You have probably heard the Camp Henry staff raving about all the fantastic activities and experiences Camp offers. But it's not everyday you have the opportunity to hear this from someone else. Elizabeth Topliffe, Head of School at Stepping Stones Montessori and guest blogger this month, details in the paragraphs below, her experience as a school group leader when she brought over 50 elementary age students, 1st-6th grade, to Camp Henry for a 1 night, 2 day experience.

You may find yourself chuckling as she writes with an honest and humorous perspective, juggling her expectations for her students (what she hoped to have happen) with the pleasantly unpredictability kids bring to any situation (what actually happened). She brought her students with the hope of creating lasting bonds, skills to work together as a team and a community to bring back to school with them for the school year. Here is what she had to write about her experience.

 "I'm a school leader, and I've learned that educators lean toward the idealistic. We believe in potential and in possibility, especially as we imagine the beginning of a school year.

As our staff talked about adding a Camp Henry experience for the Stepping Stones Montessori elementary students, I pictured children exploring the woods, dining together, and singing songs around a campfire. This experience would begin our year so beautifully that during our entire year, there would be no fights, every utterance would be kind and polite, and we would return completely connected to nature.


As the date for our camp experience approached, my picture clouded with anxiety. What were we thinking planning an overnight trip with first grade children? How would this work? Would anyone sleep?

My anxieties worsened at camp. Some students chose not to participate. They sat out. They refused invitations to join the group. Everything was in place for my vision to occur. And these kids were being difficult.

Then, things changed.

The first thing I noticed? One of our students dumped an entire two liter pitcher of juice at lunch. Most of it landed in the lap of another student. That student reacted to the spill with irritation and annoyance. She was wet. She was cold. She was sticky. The first student was visibly upset. In tears, he found a rag and started to clean up.

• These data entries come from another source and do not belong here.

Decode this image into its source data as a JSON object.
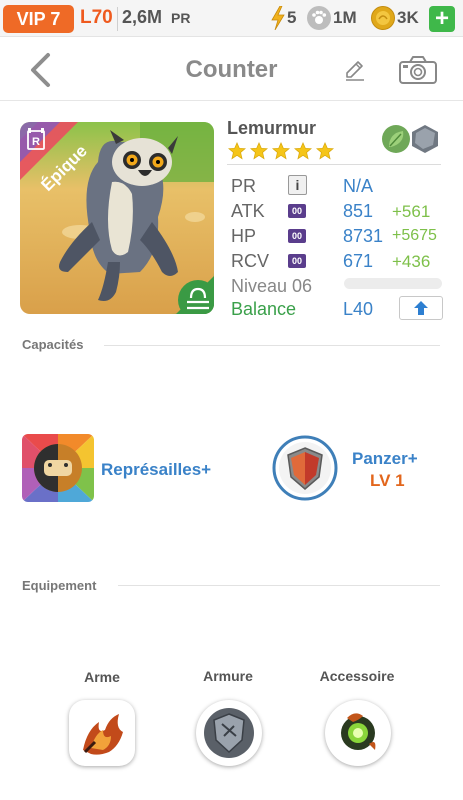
{
  "status_bar": {
    "vip": "VIP 7",
    "player_level": "L70",
    "power": "2,6M",
    "power_unit": "PR",
    "energy": "5",
    "paws": "1M",
    "coins": "3K",
    "add": "+"
  },
  "header": {
    "title": "Counter",
    "icons": [
      "back-icon",
      "pencil-icon",
      "camera-icon"
    ]
  },
  "creature": {
    "name": "Lemurmur",
    "rarity": "Épique",
    "rarity_letter": "R",
    "stars": 5,
    "elements": [
      "leaf",
      "stone"
    ],
    "stats": [
      {
        "label": "PR",
        "value": "N/A",
        "bonus": ""
      },
      {
        "label": "ATK",
        "badge": "00",
        "value": "851",
        "bonus": "+561"
      },
      {
        "label": "HP",
        "badge": "00",
        "value": "8731",
        "bonus": "+5675"
      },
      {
        "label": "RCV",
        "badge": "00",
        "value": "671",
        "bonus": "+436"
      }
    ],
    "level_label": "Niveau 06",
    "level_progress": 0,
    "balance_label": "Balance",
    "balance_value": "L40",
    "pr_info": "i"
  },
  "sections": {
    "abilities": "Capacités",
    "equipment": "Equipement"
  },
  "abilities": [
    {
      "name": "Représailles+",
      "level": ""
    },
    {
      "name": "Panzer+",
      "level": "LV 1"
    }
  ],
  "equipment": [
    {
      "label": "Arme"
    },
    {
      "label": "Armure"
    },
    {
      "label": "Accessoire"
    }
  ],
  "colors": {
    "accent_blue": "#3a82c8",
    "bonus_green": "#7ec04a",
    "vip_orange": "#ef6a26",
    "level_orange": "#e2661c",
    "balance_green": "#3aa04a"
  }
}
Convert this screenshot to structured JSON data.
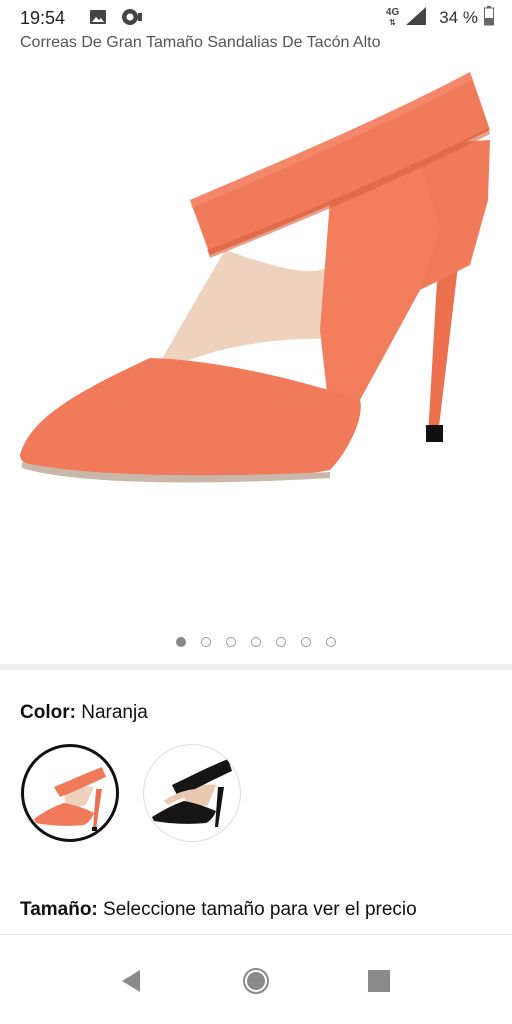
{
  "status_bar": {
    "time": "19:54",
    "network": "4G",
    "battery": "34 %",
    "left_icons": [
      "image-icon",
      "camera-notification-icon"
    ],
    "right_icons": [
      "signal-icon",
      "battery-icon"
    ]
  },
  "product": {
    "title": "Correas De Gran Tamaño Sandalias De Tacón Alto",
    "image_count": 7,
    "active_image": 1
  },
  "color": {
    "label": "Color:",
    "value": "Naranja",
    "swatches": [
      {
        "name": "Naranja",
        "color": "#f07a5a",
        "selected": true
      },
      {
        "name": "Negro",
        "color": "#151515",
        "selected": false
      }
    ]
  },
  "size": {
    "label": "Tamaño:",
    "value": "Seleccione tamaño para ver el precio"
  },
  "nav": {
    "icons": [
      "back-icon",
      "home-icon",
      "recents-icon"
    ]
  },
  "colors": {
    "shoe": "#f07a5a",
    "shoe_shadow": "#d9603f",
    "lining": "#efd2bd",
    "sole": "#111111",
    "nav_icon": "#8a8a8a"
  }
}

Enter the third student. She quietly walked over to the sink and grabbed a rag. While she was there, she reassured the first student that it was okay. Just an accident. The second student just reacted because she was wet, sticky and cold. They cleaned up the mess together.

Later, one of our older students invited a student new to our school to share a canoe. He reassured the newer student. "Don't worry. I've canoed a lot. You can just relax. I'll take care of everything."

When a teacher commented how kind that was, the student said, "I could tell that she was feeling anxious and no one else was going to invite her. She didn't have any friends there. I figured I could do it."

I could share many similar stories about how our students used camp to transform themselves. In some ways, nothing changed. Our agenda, schedule, menu, staff was the same. In other ways, nothing was the same. Our students created a community. They taught one another what the community expected. They demonstrated who they were and how willing they were to take risks with one another.

Community is at the core of Stepping Stones. Our students do not need to do math or language as soon as their eyes open and before their feet touch the floor. They don't have to count, multiply, diagram a sentence or understand cultural differences before they arrive at school.

That said, before they rise in the morning, they feel and know whether they belong. Before any work happens in a classroom, they will know whether they feel safe enough to work and risk a mistake.

The Stepping Stones elementary students created their community at Camp Henry. Sure, we could have created community without Camp. It would have taken longer. It would have been more adult-driven. It would not have been nearly as breathtaking.

Our children still have conflict. They occasionally speak unkindly. [But] They know that they are capable of resolving it, of forgiving and of moving forward together.

As for my vision, It wasn't big enough. My vision settled for perfection instead of the imperfect beauty of a community. We'll be back next year for more!"

 

Elizabeth Topliffe is Head of School at Stepping Stones Montessori School in Grand Rapids, a member school of the American Montessori Society. Stepping Stones Montessori School is celebrating its 30th anniversary of cultivating a lifelong love of learning.